• Supplied information:
────────────────────
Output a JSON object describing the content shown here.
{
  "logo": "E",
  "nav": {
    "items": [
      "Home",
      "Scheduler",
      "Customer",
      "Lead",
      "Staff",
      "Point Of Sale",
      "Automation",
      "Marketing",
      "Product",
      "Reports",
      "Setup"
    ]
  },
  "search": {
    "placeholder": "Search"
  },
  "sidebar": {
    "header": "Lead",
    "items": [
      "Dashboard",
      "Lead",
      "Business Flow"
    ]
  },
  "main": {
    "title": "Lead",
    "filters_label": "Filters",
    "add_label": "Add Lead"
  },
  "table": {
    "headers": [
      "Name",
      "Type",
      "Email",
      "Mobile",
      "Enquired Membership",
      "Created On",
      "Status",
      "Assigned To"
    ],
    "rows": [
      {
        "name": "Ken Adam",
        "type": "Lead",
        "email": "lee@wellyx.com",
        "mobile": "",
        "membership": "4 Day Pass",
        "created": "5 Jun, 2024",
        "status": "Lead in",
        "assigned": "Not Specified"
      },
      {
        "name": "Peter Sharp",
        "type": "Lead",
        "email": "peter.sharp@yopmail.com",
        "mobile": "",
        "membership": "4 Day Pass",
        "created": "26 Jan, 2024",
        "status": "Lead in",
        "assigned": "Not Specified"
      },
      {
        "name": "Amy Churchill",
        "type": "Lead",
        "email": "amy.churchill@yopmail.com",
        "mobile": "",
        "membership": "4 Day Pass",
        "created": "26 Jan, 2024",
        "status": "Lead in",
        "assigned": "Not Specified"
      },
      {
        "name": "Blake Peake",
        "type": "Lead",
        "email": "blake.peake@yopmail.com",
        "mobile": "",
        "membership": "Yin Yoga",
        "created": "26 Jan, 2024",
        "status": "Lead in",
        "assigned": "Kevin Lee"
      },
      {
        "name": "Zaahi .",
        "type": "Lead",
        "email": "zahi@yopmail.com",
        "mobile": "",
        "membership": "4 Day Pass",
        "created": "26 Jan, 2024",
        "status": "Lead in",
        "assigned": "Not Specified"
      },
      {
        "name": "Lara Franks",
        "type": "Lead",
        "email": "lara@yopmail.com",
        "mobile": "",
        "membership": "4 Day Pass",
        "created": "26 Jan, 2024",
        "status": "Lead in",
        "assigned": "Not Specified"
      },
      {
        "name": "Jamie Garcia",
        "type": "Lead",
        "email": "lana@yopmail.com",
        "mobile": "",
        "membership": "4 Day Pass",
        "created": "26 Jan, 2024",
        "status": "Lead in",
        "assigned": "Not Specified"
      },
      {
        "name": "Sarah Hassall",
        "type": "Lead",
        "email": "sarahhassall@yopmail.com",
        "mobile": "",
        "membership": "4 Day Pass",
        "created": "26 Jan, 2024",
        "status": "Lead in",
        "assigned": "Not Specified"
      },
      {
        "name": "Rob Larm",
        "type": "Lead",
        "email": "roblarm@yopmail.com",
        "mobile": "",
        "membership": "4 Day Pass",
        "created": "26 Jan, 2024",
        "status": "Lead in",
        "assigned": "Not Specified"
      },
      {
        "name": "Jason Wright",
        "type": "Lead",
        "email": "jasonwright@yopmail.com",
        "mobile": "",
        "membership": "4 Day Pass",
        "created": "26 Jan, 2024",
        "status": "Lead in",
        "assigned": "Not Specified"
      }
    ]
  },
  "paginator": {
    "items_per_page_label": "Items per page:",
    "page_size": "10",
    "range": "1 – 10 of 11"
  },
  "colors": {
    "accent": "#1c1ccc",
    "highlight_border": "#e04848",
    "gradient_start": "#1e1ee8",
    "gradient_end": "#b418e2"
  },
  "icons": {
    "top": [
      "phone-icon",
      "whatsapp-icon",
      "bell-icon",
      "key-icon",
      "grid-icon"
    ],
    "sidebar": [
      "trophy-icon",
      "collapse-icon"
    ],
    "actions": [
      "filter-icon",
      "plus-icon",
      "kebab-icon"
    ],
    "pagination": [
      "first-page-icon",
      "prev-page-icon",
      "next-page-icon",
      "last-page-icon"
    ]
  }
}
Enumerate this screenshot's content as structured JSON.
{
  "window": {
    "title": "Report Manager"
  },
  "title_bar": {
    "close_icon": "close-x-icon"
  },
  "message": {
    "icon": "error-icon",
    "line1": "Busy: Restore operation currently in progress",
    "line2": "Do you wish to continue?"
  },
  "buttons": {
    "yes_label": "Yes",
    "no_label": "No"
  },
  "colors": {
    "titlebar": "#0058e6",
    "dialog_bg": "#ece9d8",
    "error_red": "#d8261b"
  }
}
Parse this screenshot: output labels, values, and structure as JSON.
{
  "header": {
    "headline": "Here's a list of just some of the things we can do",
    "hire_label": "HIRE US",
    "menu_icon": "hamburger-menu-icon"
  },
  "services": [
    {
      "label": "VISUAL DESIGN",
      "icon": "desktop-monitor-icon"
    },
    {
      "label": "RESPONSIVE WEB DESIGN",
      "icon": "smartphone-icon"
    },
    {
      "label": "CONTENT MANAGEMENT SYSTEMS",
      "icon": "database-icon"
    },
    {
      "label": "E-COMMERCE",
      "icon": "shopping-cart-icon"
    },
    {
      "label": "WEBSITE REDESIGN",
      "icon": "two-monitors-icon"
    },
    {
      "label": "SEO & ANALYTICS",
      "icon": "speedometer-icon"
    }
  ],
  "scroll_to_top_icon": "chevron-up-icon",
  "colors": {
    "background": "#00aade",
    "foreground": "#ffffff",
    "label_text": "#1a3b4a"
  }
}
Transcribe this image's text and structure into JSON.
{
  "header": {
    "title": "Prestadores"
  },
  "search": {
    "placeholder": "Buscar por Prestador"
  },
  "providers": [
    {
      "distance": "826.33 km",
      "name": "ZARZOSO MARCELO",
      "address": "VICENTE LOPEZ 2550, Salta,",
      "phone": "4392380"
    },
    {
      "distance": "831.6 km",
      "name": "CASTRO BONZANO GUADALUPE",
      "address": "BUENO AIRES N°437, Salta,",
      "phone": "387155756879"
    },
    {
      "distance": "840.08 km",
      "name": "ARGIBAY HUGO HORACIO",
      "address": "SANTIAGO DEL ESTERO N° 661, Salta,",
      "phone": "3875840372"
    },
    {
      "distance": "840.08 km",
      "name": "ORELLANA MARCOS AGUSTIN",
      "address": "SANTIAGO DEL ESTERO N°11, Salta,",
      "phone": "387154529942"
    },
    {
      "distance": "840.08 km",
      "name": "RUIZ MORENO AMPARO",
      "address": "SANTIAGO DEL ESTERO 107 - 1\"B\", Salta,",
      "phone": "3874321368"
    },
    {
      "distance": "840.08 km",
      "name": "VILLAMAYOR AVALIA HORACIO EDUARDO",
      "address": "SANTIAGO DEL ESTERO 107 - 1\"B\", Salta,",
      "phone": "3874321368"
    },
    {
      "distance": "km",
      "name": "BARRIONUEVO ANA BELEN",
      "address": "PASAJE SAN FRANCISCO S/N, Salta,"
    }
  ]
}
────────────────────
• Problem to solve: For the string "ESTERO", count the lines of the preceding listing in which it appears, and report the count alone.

• Result of the task: 4